I’m a John Sayles apologist and can’t say enough good things about his films. Even so, I’ll admit that his output during the past decade hasn’t been as sharp. This trend makes the success of Go for Sisters even more refreshing. He creates two intelligent African-American female characters that are embodied with great depth. Yolanda Ross and LisaGay Hamilton both give excellent performances as high-school friends reconnecting under difficult circumstances, and Edward James Olmos shines in a supporting role. Sayles again reveals his ability to depict connections within a community that surround the main story.
Much Ado About Nothing (Joss Whedon) – “Whedon gets the chance to pull back from the blockbuster world, and the result is a joy to experience.”
After his gargantuan success with The Avengers, Joss Whedon thrives in the small-scale setting of this charming Shakespeare adaptation. It doesn’t hurt to have so many familiar faces on hand from his TV shows and movies. Amy Acker and Alexis Denisof make a sharp couple as Beatrice and Benedict, and Nathan Fillion, Clark Gregg, Sean Maher, and many others thrive in supporting roles. The black-and-white cinematography is perfect for the classic tale even when it’s moved to a modern setting.
Mud (Jeff Nichols) – “This slow burn of a film grows on you because the characters are so well-defined.”
Jeff Nichols (Take Shelter) has only directed three films, but he’s already shown the ability to depict a believable community. His characters have depth and rarely explain their true motivations at the start. Matthew McConaughey’s Mud is intriguing to the boys because he’s a mystery. He lets them into his world as the pursuing forces surround him. Nichols gives characters their own arc while still moving the story forward. Tye Sheridan brings such heart to Ellis, who’s looking for any hint that love is possible while his parents drift apart. It’s a moving, effective tale that rarely hits the expected notes.

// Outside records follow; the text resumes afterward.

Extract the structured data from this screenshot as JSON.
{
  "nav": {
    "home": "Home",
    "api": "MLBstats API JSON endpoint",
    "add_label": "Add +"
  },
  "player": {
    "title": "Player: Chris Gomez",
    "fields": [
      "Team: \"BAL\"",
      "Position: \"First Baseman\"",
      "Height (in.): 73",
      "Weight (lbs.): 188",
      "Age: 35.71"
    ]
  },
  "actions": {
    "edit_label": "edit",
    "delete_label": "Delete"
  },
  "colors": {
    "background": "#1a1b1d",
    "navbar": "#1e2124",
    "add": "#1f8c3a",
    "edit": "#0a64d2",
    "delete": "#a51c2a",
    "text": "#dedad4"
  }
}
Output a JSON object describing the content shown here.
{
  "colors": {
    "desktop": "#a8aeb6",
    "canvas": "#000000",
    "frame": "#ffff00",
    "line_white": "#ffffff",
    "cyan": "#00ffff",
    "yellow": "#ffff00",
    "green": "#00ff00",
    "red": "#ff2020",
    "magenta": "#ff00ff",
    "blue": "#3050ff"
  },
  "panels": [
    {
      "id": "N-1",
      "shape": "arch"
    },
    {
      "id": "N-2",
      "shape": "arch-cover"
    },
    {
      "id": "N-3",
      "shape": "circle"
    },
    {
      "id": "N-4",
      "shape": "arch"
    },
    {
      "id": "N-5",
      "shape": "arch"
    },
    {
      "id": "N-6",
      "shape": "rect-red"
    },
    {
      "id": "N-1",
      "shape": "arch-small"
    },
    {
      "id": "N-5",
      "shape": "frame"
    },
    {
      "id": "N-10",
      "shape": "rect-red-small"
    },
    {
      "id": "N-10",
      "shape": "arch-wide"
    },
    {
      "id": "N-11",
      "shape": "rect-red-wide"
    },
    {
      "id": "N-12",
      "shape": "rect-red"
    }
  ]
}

One of my best viewing experiences this year was seeing this film in an empty theater on a rare night out with Erin. Jim Rash and Nate Faxon use the formula but supersede it because we’re drawn to the characters. Sam Rockwell injects such life into the story as the mentor who helps Duncan (Liam James) escape from the doldrums. Any film that can sell a ridiculous dance sequence and make me laugh out loud deserves a lot of credit. It wears its heart on its sleeve but never falls prey to the expected tropes.
These three films just missed the top group and are equally deserving. Here’s a quick blurb from my original reviews about each one.
In a World... (Lake Bell) – “There’s a confidence and maturity that’s often missing from debut filmmakers.”
Frances Ha (Noah Baumbach) – “The pivotal factor is Gerwig’s performance, and she delivers the strongest of her excellent career.”
Side Effects (Steven Soderbergh) –“Soderbergh shows how idealistic visions of love can only go so far when the entire system is corrupt.”
These films didn’t make the list, but they had elements that I really enjoyed. Here are some reasons they kept me engaged:
- A celebrity culture that’s run amok in The Bling Ring
- Found footage done right in the believable Europa Report
- M83’s music that sets the tone in Oblivion
- The epic visual scale and grand ambitions of Pacific Rim
- The Britney Spears music interlude in Spring Breakers
- Benedict Cumberbatch’s looney performance in Star Trek into Darkness
- The serene beauty that masks the villainy in Stoker
- The parade of guest stars and dorky insanity of This Is the End
- Upstream Color’s confounding and inexplicable mystery
- A ladder of zombies piling into Israel in World War Z
What were your favorite films of 2013?